So, this is basically a lovely, lovely book from the physical format to the text to the art. It's the story of a night fairy, Flory, who at a very young age has her wings crunched by a bat and finds herself alone and helpless in a strange garden. Each chapter of her adventures is like a separate jewel, carefully polished and linked together until the end of the story, when she reconciles with the bat. Throughout each episode, Flory grows not only in her survival skills and knowledge, but also emotionally as she learns about friendship, selfishness, and that there are more important things than herself.

Miniature enthusiasts will adore the delicate paintings of Flory's flower-petal dresses, her squirrel companion, the hummingbird, and the description of her woodscraft. The book itself is on thick paper with lightly sparkling endpapers and covers and glossy art. An added dimension is the full-color images that show Flory with tanned skin and crinkly, dark hair.

The literary quality of this is cannot be denied and it will surely have appeal to readers who love reflective, descriptive stories. At only a little over 100 pages it's a very manageable length, although the smaller font and dense vocabulary may discourage some readers. After trying this in book club, as I expected, some kids didn't like it and didn't finish it - one really loved it though.

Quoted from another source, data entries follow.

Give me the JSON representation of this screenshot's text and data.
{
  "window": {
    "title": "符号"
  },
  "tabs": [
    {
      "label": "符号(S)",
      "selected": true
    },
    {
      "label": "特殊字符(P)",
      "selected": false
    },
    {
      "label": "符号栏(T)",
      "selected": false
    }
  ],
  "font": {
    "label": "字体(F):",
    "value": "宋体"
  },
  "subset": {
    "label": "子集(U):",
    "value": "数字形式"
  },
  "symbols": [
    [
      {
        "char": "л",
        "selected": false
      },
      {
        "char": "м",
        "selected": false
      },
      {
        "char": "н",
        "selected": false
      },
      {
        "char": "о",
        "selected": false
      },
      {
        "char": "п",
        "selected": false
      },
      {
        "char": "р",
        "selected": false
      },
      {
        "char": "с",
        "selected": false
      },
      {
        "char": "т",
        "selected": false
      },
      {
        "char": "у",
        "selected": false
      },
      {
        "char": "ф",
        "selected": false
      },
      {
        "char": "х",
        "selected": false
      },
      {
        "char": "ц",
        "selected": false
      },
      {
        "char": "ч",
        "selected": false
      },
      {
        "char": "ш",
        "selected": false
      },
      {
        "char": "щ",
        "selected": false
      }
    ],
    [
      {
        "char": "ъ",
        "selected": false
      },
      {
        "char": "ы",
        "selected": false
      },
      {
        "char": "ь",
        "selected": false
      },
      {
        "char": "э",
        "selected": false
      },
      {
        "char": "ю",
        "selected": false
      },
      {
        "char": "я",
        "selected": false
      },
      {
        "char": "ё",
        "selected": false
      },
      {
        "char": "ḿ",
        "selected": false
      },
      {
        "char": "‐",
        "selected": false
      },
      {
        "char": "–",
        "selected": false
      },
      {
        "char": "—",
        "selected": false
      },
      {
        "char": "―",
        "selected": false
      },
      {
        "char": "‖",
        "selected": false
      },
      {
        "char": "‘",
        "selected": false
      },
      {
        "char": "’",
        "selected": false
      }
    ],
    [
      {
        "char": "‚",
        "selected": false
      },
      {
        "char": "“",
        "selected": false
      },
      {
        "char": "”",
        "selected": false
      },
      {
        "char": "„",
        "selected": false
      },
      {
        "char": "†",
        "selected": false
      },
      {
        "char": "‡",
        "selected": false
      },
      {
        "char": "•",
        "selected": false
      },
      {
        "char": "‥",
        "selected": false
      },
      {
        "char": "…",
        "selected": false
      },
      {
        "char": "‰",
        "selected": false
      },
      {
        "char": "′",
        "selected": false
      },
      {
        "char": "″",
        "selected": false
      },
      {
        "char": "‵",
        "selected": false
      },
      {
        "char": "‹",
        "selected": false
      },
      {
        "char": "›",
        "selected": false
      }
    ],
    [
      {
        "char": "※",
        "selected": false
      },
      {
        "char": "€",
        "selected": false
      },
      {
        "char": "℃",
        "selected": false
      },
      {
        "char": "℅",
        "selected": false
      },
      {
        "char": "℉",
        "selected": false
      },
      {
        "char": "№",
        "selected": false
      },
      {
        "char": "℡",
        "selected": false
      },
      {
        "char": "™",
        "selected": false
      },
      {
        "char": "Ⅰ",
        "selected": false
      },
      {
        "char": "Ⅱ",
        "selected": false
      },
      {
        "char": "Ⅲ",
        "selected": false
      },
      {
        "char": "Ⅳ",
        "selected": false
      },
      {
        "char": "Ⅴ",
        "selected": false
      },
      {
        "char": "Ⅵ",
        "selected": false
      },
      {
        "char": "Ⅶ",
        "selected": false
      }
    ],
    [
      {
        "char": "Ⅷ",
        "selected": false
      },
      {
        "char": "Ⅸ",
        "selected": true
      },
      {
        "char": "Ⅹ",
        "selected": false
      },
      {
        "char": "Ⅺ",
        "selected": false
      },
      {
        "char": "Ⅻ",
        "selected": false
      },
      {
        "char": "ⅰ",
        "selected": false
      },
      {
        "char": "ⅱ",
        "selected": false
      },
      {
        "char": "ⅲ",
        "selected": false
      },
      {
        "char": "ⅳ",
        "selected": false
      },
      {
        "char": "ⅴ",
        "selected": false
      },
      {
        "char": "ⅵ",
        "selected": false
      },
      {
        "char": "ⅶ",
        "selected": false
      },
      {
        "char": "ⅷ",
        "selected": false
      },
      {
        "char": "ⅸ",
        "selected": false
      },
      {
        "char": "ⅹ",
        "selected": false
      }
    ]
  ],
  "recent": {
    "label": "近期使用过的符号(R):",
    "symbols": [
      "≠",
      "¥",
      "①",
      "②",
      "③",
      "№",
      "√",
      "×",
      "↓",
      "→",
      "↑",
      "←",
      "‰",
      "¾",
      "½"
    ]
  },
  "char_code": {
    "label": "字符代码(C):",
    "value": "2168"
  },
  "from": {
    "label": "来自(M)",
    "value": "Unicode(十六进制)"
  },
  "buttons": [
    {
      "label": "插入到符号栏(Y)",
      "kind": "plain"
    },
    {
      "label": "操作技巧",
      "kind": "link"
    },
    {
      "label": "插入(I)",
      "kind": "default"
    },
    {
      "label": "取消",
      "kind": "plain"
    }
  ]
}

Verdict: I think this will be a good choice for my book club but it's not what I'd call a wildly popular book, even among fairy-fans. It's directed more at readers who like a quiet, fantastical read with lovely language. I wouldn't choose it if I did one book for all readers, but as a choice among other titles, it's a good addition.

ISBN: 9780763636746; Published 2010 by Candlewick; Purchased for the library

Wednesday, November 1, 2017

Small Readers: Turtles by Laura Marsh

National Geographic easy readers are pretty standard buys for me; I have a lot of beginning readers who like nonfiction and I also find them a good choice for adult readers who need something that's a lower level but not too "kiddish." I usually only read them when I'm using them in a program though. I selected a couple titles we hadn't used yet for my upcoming September book club meeting and so I needed to read them first!

This is a pretty typical National Geographic easy reader, full of simple facts and colorful photos. It starts by explaining how turtles are categorized as reptiles, the difference between turtles and tortoises, and the general makeup of their bodies. Turtles' diets, habitat, and reproduction are all covered. There are also sections of interesting facts about turtles, a section on sea turtles, and descriptions of various unusual turtles. The final spread lists some of the challenges facing turtles and how kids can get involved from not keeping them as pets to collecting garbage. The back matter includes close-up pictures to solve and a simple picture glossary of four terms.

While there is an image of a turtles' skeleton, I would have liked to see a more clear statement that a turtle can NOT come out of its shell without dying. Kids see that way too often on cartoons and turtles are killed or injured often as a result. Other than this quibble, this is an excellent introduction to turtles. Although it's labeled a level 1 though, it's more suitable for more advanced/older readers. The vocabulary is generally simple but it does have more complex sentences, especially in the facts sections - those have smaller font as well. It would also be a good book for partner reading with the child reading the big, simpler sentences and the partner filling in the other text.

Verdict: The colorful photographs and interesting text make this a good addition to your nonfiction easy readers. I expect it to be a pick for many kids in my upcoming book club as well. Plus, who doesn't like turtle pictures?

ISBN: 9781426322945; Published 2016 by National Geographic Kids; Purchased for the library